Review: Management

‘Management’ gives Steve Zahn the lead role he deserves, but it’s otherwise a standard coming of age dramedy.
By  · Published on May 17th, 2009

Management is noteworthy because it offers Steve Zahn the starring vehicle he’s deserved since breaking into the business. As Mike, the film’s regular Joe protagonist, the actor perfects the particular sort of empathetic vulnerability he’s projected in films as different as Saving Silverman and Rescue Dawn. There may be no one currently working in Hollywood who better conveys a lovable shaggy dog image, inspiring sympathy rather than ridicule with his social blunders and earnest displays of emotion.

Otherwise, Stephen Belber’s feature filmmaking debut descends down the black hole of cuteness at the core of the journey of self-discovery that provides its narrative. It relies too heavily on precious comic convolutions and life platitudes to put forth the singularly unconvincing romance between Mike and Sue Claussen (Jennifer Aniston). The pair first meets at a small motel in Kingman, Arizona. Mike’s the hotel handyman and the son of its owners (Fred Ward and Margo Martindale). Sue is a traveling saleswoman of corporate art. What follows is an extended pursuit, as Mike hounds Sue across the country on a quest to convince her that she should love him.

The picture co-opts a standard indie dramedy visual template, with ample reaction show close-ups held on Mike, a multitude of landscapes both beauteous and mundane and the sort of earnest, naturally lit compositions that suggest the onset of psychological freedom and clarity for the stuck protagonist. It is, to a great extent, scrubbed clean, a vision of such atypical locales as Kingman, Baltimore and Aberdeen, Washington that makes everything from an office park to a resplendent mountain estate seem impossibly picturesque. The film registers as a consistent visual pleasure thanks to that approach, but it only furthers the overarching cause of its derailment: a steadfast removal from any semblance of reality.

Management looks and feels exactly as Hollywood appears to have determined such coming of age ventures should. It’s filled with just the right combination of heartfelt dramatics and quirky comedy, yo-yoing between the two modes from start to finish. The story hits all the familiar notes as it charts Mike’s unthawing, as our hero begins living his life to what movies have traditionally determined the fullest to be.

The character interacts with some terrifically offbeat characters, ranging from Sue’s nightmare of an on-again, off-again boyfriend (Woody Harrelson) to Al (James Hiroyuki Liao), a waiter in a Chinese restaurant. He finds himself stuck in absurdist comic scenarios, being fired upon by a BB gun after mistakenly parachuting into Woody’s pool. He has not one, not two, but three heartfelt conversations with his parents. He openly, unabashedly pines after Sue, never shying away from sharing his intense feelings for her, even as she steadfastly rejects them.

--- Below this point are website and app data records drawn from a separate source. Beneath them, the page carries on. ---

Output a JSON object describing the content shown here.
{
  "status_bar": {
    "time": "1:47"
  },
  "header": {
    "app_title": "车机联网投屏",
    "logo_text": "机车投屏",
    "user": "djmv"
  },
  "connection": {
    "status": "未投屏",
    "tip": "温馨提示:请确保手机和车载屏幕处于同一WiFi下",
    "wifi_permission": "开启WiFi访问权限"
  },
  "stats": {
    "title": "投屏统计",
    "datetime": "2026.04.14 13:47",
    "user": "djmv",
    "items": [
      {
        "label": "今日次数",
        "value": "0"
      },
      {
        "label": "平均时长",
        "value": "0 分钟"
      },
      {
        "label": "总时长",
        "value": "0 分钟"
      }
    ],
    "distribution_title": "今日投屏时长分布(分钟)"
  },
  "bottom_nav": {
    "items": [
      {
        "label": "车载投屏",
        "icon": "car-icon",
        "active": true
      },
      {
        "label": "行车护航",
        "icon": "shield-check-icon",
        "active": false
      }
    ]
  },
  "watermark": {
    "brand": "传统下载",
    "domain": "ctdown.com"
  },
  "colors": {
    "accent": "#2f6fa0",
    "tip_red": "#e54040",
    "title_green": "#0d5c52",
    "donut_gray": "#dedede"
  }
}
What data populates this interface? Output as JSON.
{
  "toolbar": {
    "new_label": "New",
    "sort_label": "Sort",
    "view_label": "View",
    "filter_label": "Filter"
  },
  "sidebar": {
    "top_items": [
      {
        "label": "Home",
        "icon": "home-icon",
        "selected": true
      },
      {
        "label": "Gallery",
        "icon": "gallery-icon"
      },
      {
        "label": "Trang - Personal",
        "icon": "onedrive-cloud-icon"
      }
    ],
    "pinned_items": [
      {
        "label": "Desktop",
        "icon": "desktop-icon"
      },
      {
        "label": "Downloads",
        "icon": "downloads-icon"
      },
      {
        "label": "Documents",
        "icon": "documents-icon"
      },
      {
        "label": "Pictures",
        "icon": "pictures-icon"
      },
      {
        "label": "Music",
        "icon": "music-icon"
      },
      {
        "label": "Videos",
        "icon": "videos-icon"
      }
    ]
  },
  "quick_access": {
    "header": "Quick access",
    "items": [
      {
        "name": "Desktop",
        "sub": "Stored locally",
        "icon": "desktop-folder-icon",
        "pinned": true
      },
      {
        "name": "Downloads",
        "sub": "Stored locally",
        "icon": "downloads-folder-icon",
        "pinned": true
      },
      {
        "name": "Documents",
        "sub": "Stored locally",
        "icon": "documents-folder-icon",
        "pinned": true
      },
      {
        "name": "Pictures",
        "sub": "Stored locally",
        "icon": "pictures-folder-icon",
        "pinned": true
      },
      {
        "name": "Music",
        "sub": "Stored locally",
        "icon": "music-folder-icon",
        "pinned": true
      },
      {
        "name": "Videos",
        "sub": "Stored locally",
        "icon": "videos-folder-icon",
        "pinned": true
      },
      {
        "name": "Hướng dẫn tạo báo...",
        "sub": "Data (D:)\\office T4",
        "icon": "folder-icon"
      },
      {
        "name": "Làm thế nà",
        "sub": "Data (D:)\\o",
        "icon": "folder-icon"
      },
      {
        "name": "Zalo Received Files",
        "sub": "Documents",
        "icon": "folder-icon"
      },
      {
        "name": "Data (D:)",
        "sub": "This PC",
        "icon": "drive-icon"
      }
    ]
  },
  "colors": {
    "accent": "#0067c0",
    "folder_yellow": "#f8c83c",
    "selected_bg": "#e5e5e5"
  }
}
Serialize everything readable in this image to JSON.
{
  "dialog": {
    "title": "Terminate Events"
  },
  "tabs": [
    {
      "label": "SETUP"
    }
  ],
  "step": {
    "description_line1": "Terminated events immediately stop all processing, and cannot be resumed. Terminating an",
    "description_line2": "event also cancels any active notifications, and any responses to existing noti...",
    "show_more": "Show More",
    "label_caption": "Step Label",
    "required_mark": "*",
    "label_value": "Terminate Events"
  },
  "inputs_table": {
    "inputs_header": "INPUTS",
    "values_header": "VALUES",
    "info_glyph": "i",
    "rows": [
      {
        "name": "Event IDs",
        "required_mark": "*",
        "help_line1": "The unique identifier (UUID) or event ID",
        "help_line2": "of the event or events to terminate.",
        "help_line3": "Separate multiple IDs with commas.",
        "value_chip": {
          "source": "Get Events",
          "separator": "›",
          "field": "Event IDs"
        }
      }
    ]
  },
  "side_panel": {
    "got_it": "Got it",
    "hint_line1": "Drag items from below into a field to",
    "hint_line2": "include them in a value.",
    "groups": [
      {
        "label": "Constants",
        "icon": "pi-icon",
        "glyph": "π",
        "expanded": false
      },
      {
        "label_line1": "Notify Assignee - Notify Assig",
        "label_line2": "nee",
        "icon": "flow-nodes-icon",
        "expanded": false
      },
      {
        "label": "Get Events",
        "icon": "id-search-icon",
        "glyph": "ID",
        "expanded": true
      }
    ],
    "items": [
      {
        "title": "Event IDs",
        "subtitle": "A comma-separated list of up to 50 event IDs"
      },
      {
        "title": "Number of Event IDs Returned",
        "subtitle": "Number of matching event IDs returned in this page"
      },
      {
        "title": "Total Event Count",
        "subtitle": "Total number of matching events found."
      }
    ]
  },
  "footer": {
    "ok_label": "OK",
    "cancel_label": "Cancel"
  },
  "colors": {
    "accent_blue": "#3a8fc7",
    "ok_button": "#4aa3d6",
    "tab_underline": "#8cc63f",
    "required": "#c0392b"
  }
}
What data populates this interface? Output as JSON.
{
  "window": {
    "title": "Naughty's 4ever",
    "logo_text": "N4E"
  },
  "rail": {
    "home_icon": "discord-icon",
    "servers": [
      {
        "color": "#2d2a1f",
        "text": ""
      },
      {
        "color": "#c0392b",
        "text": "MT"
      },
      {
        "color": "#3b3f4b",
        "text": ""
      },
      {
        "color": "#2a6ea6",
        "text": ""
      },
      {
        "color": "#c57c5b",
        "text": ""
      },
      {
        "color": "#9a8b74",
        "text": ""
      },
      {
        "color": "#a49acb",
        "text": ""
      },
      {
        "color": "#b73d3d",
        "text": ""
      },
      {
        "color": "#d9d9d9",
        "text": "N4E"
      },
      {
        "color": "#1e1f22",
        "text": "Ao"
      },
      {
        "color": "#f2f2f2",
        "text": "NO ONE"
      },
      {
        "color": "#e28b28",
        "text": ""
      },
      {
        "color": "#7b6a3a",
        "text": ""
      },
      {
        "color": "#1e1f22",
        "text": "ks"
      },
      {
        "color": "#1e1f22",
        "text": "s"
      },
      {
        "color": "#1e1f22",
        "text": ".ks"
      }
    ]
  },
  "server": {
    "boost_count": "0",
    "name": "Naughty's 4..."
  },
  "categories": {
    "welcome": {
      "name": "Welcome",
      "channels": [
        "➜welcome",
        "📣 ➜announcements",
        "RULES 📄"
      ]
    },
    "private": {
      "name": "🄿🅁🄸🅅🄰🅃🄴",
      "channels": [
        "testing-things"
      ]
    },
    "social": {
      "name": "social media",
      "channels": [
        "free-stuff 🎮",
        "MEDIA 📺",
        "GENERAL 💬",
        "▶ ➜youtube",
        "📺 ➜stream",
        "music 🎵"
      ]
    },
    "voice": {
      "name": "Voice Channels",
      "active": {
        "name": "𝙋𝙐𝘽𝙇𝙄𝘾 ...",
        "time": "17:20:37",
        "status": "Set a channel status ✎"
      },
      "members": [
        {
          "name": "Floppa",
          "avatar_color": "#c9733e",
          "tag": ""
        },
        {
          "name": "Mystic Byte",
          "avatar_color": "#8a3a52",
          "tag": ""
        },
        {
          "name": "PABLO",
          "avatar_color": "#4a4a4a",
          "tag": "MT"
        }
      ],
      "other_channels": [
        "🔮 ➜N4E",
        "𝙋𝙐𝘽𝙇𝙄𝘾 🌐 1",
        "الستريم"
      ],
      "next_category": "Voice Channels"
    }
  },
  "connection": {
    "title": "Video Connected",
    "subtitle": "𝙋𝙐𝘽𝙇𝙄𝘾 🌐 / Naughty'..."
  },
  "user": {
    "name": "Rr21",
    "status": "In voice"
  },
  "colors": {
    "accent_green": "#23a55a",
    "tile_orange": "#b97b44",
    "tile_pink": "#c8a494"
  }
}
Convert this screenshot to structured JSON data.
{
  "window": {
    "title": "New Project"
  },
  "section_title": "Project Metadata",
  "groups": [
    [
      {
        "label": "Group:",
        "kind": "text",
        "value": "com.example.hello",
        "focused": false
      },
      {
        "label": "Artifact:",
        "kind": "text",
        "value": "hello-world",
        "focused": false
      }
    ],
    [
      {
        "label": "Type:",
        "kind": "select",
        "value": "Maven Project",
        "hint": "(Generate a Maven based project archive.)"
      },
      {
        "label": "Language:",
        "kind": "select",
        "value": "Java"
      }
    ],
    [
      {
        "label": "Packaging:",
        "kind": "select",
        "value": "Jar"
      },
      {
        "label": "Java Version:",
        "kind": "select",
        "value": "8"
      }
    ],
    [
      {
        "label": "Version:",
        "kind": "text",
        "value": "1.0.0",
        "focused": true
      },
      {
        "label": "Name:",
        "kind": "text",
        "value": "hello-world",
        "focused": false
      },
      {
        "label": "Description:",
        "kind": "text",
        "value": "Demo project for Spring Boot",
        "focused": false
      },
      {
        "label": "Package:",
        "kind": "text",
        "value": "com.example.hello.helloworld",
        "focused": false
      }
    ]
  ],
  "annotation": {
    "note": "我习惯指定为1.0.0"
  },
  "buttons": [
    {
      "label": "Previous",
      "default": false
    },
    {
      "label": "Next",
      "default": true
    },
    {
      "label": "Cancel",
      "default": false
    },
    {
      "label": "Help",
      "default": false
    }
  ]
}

It’s the same tired stuff, reliant on credibility stretching coincidences and too calculated emotional journeys from point A to B that we’ve seen in everything from Say Anything to Garden State. The movie even rips off the former’s iconic window serenade, replacing Phil Collins with Zahn’s performance of “Feel Like Makin’ Love.” The clichés of tone and content that engulf the picture make it impossible to buy into the whimsical universe Belber creates. The constant awareness of the fact that the characters occupy a reality more closely informed by other movies than the world beyond the multiplex makes it impossible to experience the requisite full immersion.

Yet the star’s presence in every scene nearly mitigates the glaring flaws. There’s some cathartic pleasure to be had in the specter of his characteristic beleaguered beta male actually toughening up and going for the girl. One suspects he couldn’t be anything but likable and sympathetic if he tried. Aniston musters up a deglamorized, selfless image as best she can, and there are occasionally moments wherein the enormous weight of her tabloid celebrity fades away. Still, any amount of truth uncovered in their improbable relationship succumbs to an inescapable reality: these two actors, entrenched as they are in their personas, could only be brought together by the sort of credibility stretching machinations that derail the rest of the world they inhabit.